"I'm now working with a man whose baby died who saw me on TV six years ago. I feel the baby's treatment was inappropriate and although the man is very intelligent he is from a relatively deprived background. I feel this has influenced the attitude of the health authorities. Originally all he asked for was money for a headstone, now he just wants justice to be done. The health authority has spent huge amounts and used very expensive expert witnesses."
John Pethick, professor of coastal science at the University of Newcastle, says he now does "about a case a year. Istarted with a celebrated case in Northern Ireland in the 1980s when I was in the witness box from January 1 to March 31 - in Northern Ireland evidence can be adduced as you go along. I earned a lot of money but was under a lot of stress. They put me up in a hotel, I was away from my family the whole time and not allowed to talk to anyone at night. It was the time of the Troubles and the court was firebombed. Not an experience I would like to repeat.
"I was acting for Guinness who alleged that the Department for the Environment for Northern Ireland had sprayed vegetation with weedkiller and that the mud this subsequently dislodged had swamped Guinness's oyster beds and killed eight million oysters. They settled out of court for Pounds 1.5 million, but that case changed my life. I took six months off from the University of Hull and in effect never went back. Since then I have become less of an academic and more someone in the market place. I run a consultancy with a Pounds 500,000 turnover within the university acting for insurance companies, local authorities, etc. We stay within the university because it gives you cachet. I don't teach any more. You can't combine teaching and commercial research.
"My next case coming up is in Holderness, East Yorkshire, where a woman whose farm has fallen into the sea is suing the local authority for installing inappropriate sea defences further up the coast. If she does get compensation then the Ministry of Agriculture is in a spot because it funds the installation of defences against the sea and there is a huge backlog of cases. We're in the middle of a just row now because I did some work for that local authority a few years ago and its QC is claiming I can't change sides.

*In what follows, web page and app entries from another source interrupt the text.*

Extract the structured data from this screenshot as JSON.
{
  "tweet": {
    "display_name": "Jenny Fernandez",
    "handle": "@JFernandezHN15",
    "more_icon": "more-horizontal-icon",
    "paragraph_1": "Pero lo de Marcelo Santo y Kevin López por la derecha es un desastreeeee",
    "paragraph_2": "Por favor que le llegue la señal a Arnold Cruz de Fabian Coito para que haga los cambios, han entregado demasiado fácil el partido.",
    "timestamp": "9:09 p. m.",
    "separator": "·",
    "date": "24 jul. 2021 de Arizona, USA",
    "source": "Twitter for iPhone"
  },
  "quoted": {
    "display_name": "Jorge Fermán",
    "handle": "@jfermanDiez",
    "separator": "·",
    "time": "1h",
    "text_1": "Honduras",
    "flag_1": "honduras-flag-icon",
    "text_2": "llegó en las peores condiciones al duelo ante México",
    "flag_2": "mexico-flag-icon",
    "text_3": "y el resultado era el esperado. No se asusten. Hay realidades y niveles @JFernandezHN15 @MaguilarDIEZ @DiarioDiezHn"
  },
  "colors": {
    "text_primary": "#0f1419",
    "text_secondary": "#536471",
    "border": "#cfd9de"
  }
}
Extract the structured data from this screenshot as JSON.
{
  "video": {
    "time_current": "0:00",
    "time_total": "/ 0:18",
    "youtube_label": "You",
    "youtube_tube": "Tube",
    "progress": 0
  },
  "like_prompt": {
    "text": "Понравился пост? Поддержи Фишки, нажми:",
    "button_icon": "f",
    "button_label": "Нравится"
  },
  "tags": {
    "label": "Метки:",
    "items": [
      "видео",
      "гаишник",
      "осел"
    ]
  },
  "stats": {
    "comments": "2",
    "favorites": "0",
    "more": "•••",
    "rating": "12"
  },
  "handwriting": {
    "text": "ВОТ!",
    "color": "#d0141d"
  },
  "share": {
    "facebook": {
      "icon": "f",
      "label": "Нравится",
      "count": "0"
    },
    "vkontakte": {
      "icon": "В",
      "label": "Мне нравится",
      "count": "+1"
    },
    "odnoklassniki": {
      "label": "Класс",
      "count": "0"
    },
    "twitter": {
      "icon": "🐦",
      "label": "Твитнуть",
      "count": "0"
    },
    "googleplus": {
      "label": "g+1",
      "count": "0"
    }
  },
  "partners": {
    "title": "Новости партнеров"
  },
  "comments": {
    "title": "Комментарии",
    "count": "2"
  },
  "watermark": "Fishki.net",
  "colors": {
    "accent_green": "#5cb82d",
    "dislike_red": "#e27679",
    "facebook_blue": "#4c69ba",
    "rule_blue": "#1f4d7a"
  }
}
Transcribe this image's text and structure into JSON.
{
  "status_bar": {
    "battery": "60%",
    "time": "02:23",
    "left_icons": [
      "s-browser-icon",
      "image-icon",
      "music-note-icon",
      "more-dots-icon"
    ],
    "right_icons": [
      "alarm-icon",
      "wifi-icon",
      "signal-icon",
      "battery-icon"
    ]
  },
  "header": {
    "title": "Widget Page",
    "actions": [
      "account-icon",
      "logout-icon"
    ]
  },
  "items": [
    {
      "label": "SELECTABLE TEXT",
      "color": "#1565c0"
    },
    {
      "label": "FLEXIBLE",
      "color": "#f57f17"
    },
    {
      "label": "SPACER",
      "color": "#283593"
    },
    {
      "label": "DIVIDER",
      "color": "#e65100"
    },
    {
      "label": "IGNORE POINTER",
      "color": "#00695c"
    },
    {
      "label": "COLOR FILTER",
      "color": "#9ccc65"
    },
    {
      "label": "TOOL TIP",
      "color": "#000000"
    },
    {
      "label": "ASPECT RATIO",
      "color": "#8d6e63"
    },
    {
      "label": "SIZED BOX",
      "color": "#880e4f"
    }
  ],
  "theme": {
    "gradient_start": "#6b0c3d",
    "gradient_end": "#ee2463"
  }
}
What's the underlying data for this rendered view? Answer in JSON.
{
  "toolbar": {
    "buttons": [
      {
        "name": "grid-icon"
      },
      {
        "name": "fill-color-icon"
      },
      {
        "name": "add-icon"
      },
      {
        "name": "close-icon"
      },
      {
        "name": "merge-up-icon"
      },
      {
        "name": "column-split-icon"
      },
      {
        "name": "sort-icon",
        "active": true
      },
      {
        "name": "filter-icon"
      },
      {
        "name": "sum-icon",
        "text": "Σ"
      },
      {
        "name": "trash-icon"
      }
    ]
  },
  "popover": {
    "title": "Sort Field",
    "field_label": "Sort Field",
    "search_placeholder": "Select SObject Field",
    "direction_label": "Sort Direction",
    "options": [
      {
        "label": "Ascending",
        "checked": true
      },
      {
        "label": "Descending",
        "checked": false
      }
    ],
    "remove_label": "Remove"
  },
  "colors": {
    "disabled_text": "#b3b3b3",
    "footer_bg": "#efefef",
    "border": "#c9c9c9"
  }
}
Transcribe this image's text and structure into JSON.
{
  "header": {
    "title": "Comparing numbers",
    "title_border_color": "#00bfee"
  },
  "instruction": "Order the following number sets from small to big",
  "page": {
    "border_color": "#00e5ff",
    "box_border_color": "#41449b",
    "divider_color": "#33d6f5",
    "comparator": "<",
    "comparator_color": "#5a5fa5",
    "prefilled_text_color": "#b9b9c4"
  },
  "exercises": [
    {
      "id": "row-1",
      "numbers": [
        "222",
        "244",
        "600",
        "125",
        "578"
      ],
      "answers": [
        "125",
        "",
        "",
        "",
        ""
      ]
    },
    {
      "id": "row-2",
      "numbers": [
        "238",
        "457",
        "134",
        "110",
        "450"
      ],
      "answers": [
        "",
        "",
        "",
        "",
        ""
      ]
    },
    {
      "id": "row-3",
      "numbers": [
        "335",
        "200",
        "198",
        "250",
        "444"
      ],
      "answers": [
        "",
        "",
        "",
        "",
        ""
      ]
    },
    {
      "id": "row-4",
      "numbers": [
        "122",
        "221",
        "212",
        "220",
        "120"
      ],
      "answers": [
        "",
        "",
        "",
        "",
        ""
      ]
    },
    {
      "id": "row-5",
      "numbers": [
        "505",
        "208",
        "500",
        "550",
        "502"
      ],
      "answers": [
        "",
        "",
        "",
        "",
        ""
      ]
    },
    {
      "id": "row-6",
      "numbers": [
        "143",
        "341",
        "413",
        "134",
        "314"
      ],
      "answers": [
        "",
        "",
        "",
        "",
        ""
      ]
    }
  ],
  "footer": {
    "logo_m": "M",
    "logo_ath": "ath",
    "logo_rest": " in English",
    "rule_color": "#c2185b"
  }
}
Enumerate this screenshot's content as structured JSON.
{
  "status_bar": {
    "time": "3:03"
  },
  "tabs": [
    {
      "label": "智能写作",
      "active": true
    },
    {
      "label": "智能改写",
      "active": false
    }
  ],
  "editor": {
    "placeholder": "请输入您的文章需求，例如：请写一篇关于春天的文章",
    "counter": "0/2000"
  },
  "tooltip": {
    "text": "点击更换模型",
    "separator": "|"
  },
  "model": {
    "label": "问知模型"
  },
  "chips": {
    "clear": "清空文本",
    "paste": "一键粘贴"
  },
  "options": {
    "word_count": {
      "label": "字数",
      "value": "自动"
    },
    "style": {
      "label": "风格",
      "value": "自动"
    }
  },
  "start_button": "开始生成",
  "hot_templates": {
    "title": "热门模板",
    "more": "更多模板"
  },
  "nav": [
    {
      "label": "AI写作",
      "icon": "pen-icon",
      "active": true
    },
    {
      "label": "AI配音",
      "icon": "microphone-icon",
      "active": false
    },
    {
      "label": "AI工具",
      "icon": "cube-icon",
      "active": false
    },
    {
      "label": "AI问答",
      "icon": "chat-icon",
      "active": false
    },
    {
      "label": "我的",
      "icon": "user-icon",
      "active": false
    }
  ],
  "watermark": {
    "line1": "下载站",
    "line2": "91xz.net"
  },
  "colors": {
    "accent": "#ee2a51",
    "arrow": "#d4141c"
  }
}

"I act as a witness for the money. And it's very good for us academics to put our heads on the block occasionally. Academics are too used to saying something without come back. If you have a QC there to rip you apart it's a different story. Deference to elderly academics goes by the board!"